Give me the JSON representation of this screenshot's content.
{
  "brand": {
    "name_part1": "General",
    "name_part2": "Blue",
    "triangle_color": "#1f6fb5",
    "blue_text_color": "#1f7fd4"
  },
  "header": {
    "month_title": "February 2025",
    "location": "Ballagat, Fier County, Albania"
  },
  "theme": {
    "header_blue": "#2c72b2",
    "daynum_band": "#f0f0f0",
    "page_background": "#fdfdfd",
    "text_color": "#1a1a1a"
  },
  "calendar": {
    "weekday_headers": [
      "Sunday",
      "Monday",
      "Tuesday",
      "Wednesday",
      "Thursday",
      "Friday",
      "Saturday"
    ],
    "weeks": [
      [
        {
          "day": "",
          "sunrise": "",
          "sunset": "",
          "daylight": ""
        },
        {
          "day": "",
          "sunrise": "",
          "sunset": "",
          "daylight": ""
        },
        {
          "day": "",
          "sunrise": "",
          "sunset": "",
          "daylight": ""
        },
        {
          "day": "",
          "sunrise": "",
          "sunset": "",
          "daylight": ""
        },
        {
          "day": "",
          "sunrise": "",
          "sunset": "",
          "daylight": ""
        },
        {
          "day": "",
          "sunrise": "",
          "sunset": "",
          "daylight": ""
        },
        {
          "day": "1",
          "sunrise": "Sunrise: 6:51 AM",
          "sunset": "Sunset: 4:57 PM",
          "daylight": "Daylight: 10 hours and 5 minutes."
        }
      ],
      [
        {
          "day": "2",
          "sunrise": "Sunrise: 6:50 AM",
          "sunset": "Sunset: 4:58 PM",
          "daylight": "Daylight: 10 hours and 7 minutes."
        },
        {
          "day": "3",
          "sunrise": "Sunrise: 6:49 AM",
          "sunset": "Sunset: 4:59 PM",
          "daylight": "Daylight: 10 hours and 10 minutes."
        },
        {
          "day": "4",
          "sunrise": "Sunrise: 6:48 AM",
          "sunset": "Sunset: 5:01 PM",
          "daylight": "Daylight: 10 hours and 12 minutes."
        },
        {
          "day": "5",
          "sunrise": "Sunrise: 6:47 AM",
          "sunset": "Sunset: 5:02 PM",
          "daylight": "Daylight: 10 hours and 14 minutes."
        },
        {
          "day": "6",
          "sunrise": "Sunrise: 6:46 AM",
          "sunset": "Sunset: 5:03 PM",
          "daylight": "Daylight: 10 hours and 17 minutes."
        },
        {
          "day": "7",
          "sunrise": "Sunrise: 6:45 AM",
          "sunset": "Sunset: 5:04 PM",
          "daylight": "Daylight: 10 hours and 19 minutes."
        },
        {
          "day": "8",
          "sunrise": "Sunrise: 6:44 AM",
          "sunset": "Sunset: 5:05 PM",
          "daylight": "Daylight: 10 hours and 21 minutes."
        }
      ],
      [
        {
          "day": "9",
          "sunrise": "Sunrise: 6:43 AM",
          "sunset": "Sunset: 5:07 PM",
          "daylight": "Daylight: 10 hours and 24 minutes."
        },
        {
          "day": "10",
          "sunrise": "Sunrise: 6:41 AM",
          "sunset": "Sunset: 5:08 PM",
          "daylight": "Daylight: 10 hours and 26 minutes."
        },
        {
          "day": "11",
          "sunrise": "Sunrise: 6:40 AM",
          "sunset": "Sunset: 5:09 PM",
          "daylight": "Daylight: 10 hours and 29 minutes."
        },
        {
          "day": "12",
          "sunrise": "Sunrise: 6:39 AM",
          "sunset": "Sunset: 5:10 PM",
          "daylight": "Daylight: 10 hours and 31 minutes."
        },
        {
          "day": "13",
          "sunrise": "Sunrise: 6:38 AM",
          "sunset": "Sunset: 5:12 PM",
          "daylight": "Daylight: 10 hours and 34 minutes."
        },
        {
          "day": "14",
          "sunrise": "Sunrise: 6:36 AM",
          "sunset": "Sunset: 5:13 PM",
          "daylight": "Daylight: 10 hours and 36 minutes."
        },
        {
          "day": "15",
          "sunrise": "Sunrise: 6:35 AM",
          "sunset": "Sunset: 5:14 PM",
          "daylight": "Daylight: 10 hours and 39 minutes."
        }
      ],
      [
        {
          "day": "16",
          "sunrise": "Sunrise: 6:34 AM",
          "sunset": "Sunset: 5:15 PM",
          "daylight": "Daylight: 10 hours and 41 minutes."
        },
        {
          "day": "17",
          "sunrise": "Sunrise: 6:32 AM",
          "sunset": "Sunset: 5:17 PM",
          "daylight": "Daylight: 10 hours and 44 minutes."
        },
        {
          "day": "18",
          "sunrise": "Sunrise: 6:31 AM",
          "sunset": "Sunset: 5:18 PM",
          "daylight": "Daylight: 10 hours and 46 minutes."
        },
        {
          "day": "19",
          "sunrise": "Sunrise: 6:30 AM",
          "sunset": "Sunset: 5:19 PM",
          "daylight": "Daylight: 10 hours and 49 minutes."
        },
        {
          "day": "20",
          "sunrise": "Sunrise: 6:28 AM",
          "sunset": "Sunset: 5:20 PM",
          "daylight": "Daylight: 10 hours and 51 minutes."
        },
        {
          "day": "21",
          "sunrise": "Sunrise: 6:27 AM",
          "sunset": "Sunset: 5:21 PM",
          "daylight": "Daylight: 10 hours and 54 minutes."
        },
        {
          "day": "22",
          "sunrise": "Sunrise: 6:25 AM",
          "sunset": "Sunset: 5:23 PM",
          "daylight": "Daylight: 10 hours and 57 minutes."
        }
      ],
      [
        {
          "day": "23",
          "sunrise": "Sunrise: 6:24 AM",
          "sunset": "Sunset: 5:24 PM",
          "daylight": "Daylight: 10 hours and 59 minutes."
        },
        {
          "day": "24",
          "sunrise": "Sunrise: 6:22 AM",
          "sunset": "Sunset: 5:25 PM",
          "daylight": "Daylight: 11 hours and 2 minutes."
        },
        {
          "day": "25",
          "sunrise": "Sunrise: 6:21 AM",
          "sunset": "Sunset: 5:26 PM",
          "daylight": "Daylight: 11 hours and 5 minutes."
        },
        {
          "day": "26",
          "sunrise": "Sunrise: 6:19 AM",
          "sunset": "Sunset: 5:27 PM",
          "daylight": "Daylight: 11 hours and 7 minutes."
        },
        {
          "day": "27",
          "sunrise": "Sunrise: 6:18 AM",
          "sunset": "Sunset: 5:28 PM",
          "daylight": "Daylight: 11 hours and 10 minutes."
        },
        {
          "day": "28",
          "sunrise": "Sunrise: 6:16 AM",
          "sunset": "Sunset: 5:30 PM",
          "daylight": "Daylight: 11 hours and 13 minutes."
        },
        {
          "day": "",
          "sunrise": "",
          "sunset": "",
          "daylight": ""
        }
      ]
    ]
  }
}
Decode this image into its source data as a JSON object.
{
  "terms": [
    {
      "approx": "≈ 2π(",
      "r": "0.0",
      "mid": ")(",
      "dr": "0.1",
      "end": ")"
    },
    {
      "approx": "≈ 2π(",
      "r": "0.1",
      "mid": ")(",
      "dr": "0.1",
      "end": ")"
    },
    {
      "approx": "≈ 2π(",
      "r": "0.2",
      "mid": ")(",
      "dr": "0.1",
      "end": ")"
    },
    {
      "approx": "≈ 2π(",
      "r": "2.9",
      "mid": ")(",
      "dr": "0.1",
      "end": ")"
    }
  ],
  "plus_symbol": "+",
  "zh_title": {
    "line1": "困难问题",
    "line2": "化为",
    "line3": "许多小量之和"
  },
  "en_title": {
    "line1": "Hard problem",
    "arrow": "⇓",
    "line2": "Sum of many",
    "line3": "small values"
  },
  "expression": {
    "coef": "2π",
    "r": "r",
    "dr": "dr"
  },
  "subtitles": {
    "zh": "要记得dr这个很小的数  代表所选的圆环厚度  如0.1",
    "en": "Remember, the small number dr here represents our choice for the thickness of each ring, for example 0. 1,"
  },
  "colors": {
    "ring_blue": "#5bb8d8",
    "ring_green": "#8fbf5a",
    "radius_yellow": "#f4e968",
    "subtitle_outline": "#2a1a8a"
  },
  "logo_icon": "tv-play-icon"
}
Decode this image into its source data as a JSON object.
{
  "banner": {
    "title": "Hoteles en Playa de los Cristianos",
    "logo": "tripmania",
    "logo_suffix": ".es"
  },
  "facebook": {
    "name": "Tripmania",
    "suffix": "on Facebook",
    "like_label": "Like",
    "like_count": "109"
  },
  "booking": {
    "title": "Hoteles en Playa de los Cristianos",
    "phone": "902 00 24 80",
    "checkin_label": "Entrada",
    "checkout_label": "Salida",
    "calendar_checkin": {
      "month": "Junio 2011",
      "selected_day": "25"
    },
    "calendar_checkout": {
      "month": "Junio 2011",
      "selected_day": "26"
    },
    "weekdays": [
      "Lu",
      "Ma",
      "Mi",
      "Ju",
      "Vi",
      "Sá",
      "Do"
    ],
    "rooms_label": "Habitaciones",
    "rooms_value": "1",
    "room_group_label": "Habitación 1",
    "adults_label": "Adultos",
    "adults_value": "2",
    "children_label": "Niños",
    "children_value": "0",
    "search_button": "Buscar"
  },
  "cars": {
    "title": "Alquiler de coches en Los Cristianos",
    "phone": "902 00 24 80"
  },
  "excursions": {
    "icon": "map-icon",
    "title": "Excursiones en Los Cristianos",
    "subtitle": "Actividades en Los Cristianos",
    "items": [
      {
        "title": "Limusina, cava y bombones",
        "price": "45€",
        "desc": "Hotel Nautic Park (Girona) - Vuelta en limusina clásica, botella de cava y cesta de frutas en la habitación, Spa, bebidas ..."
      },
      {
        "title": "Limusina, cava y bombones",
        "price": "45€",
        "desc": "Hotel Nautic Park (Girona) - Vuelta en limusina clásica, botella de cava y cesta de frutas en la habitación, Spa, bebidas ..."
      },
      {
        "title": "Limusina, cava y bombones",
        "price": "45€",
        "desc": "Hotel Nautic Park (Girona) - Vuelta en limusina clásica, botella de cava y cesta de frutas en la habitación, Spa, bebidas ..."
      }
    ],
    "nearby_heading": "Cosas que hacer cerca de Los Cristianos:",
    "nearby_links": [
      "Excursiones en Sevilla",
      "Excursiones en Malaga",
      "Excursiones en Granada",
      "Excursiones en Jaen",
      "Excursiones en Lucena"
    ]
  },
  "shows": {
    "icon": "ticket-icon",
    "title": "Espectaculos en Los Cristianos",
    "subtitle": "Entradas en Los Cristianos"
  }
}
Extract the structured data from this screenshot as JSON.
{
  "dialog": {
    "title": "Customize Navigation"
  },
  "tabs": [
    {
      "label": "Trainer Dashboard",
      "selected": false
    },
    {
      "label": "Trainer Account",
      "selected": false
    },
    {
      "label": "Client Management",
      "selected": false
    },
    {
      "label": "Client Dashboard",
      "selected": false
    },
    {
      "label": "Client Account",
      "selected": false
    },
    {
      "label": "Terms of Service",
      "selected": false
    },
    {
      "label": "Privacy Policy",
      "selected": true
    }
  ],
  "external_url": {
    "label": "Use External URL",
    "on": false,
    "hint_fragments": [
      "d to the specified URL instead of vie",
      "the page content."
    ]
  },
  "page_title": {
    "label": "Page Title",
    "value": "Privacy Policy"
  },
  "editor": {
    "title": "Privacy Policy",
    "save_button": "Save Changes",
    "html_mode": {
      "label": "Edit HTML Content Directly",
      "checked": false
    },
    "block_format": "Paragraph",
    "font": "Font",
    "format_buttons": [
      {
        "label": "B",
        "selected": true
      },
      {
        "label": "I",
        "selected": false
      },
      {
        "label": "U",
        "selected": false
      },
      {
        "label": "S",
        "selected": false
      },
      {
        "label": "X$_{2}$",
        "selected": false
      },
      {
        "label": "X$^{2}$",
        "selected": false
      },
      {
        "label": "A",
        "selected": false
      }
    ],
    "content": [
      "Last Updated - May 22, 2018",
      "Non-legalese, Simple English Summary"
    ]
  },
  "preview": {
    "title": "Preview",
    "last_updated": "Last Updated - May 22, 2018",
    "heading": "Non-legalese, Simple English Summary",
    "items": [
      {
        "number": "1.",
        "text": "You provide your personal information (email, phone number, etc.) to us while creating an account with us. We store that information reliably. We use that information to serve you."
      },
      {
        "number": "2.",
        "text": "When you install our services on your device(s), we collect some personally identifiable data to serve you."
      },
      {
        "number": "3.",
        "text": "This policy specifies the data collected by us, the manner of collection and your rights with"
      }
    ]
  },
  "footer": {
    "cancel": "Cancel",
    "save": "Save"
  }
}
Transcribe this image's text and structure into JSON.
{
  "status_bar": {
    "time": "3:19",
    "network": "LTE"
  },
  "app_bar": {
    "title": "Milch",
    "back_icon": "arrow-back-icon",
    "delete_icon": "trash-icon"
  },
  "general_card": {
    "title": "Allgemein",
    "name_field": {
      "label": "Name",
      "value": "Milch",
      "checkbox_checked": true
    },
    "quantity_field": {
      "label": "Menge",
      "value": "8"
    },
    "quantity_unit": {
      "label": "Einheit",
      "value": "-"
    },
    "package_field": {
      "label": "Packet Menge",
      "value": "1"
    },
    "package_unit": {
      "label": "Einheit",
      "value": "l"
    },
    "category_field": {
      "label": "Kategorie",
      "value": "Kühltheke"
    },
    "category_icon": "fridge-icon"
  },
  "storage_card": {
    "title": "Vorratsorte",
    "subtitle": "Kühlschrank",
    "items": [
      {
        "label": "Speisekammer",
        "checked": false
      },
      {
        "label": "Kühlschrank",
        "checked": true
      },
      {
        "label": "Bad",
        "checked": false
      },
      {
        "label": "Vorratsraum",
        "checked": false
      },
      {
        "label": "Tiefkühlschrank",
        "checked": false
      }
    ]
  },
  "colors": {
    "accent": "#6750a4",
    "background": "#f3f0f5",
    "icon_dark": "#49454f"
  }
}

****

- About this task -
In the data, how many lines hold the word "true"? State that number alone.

- Answer -
4